The majority of a sample of HIV-positive gay men had recently been abused
by a partner, US investigators report in the online edition of AIDS and Behavior.
Half the men participating in the study had experienced some
form of psychological abuse from a partner in the previous twelve months.
Physical, sexual, and HIV-specific abuse were also common.
“The high prevalence of partner abuse we discovered…is
alarming, and indicates the importance of systematic screening for all patients
in HIV care settings – including men – despite common perceptions that only
women are victims and men are perpetrators,” comment the investigators. However,
they acknowledge that their study only looked at a small sample of men, and that
further research is needed.
A total of 168 HIV-positive men attending two specialist HIV out-patient clinics were recruited to the study. All identified as men who have
sex with men.
The investigators noted that little research has examined
the prevalence and consequences of partner abuse in HIV-positive men. The few
studies that have looked at this issue were conducted in the 1990s and found that
abuse was widespread and had a damaging impact on both mental and physical
Therefore, the men participating in the current study were
asked to complete a validated questionnaire enquiring about experiences of
physical, psychological, sexual, and HIV-specific abuse which was perpetrated

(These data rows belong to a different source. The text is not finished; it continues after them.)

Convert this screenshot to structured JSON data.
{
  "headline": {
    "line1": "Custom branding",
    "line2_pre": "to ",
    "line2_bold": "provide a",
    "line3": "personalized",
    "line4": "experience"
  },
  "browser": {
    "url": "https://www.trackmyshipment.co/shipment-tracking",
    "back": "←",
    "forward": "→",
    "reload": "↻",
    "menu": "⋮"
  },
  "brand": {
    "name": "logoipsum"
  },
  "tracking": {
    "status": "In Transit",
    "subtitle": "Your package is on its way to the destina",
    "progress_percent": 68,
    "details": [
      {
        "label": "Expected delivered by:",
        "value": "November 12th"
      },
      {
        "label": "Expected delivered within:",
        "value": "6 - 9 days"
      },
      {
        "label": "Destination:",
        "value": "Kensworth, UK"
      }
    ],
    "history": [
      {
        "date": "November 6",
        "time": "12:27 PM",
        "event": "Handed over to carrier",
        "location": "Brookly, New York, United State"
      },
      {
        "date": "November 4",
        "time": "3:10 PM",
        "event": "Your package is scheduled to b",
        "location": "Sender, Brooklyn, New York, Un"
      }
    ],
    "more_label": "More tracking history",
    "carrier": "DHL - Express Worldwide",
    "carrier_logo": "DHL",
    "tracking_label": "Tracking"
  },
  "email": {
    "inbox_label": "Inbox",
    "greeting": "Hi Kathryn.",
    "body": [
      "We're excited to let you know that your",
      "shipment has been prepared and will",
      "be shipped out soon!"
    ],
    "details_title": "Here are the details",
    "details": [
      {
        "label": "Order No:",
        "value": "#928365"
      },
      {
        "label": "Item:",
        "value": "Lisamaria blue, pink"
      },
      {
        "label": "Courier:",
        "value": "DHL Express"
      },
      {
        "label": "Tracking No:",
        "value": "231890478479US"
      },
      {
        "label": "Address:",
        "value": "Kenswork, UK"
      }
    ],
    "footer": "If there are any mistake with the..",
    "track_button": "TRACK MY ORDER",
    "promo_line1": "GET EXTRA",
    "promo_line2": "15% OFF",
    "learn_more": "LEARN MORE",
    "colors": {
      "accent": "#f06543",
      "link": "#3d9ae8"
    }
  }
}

by a partner.
Further questions enquired about the possible impact of
abuse, and assessed anxiety, depression, thoughts of suicide, social support
mechanisms, stigma, substance abuse, and health-related quality of life.
The investigators expected that, “compared with non-abused
participants, HIV-positive MSM who experience each type of partner abuse will
have poorer mental and physical health across various measures.”
Most (63%) of the men were white and their mean age was 44
years. The majority (75%) were unemployed and 46% were living in poverty with
an income below $738 per month.
Over a third (37%) were presently partnered and 69% of these
men reported that they had been in a relationship for over a year.
Overall, almost two-thirds (61%) reported having had sex
with both men and women during their lifetime.
Approximately half (54%) reported some form of partner abuse
in the previous twelve months, 66% in the past five years, and 78% ever being
Psychological abuse was the most common, with 51% saying they
had experienced this in the previous year (73% ever).
Physical abuse in the past twelve months was reported by a
fifth of participants (38% ever) and 17% said they had recently experienced
sexual abuse such as forced intercourse or rape (30% ever). HIV-specific abuse
in the past year was reported by 10% of men (16% ever).
Individuals reporting physical abuse by a partner were
significantly more likely than men not reported this abuse to be younger (39
vs. 45; p < 0.001), of non-white race (52% vs. 29%; p = 0.02), on a low
income 78% vs. 40%; p < 0.001), live with someone else (48% vs. 24%; p <
0.01), and have a history of sex with both men and women (78% vs. 59%; p =
Methamphetamine use was more common among physically abused
men (47% vs. 25%; p = 0.02) as was use of cocaine (p < 0.01).
Anxiety scores were significantly higher for the men
reporting recent physical abuse (p < 0.01). These men were also more likely
to have symptoms of depression (p < 0.01), and report thoughts of suicide (p
In addition, physically abused men also had poorer coping
strategies (p < 0.001), were more likely to report feeling stigmatised (p =
0.02) and to have poorer health-related quality of life (p = 0.05).
Recent sexual abuse was associated with stigma (p <
0.02). Men who reported sexual abuse were younger than men who did not
experience this type of abuse (p < 0.05), were more likely to be non-white
(p = 0.01) and to have a low income (p = 0.03).
Psychologically abused men were more likely to be living
with someone else than men who did not experience this form of abuse (52% vs.
36%; p = 0.04), and were also
younger (42 vs. 45 years; p < 0.01) and to be on a low income. Surprisingly,
psychological abuse was not associated with poorer mental health outcomes.
Abuse was not associated with poorer adherence to HIV
therapy. The investigators speculate that abused men may have focused on
adherence as a control mechanism.
“We believe that our work both makes a contribution and
highlights the need for additional, ongoing work in this area,” comment the
They conclude, “collaborative efforts with clients,
providers, and public health officials will be needed to address partner abuse
in a comprehensive manner. Given the extent of partner abuse and its
deleterious effects, work on such interventions cannot begin too soon.”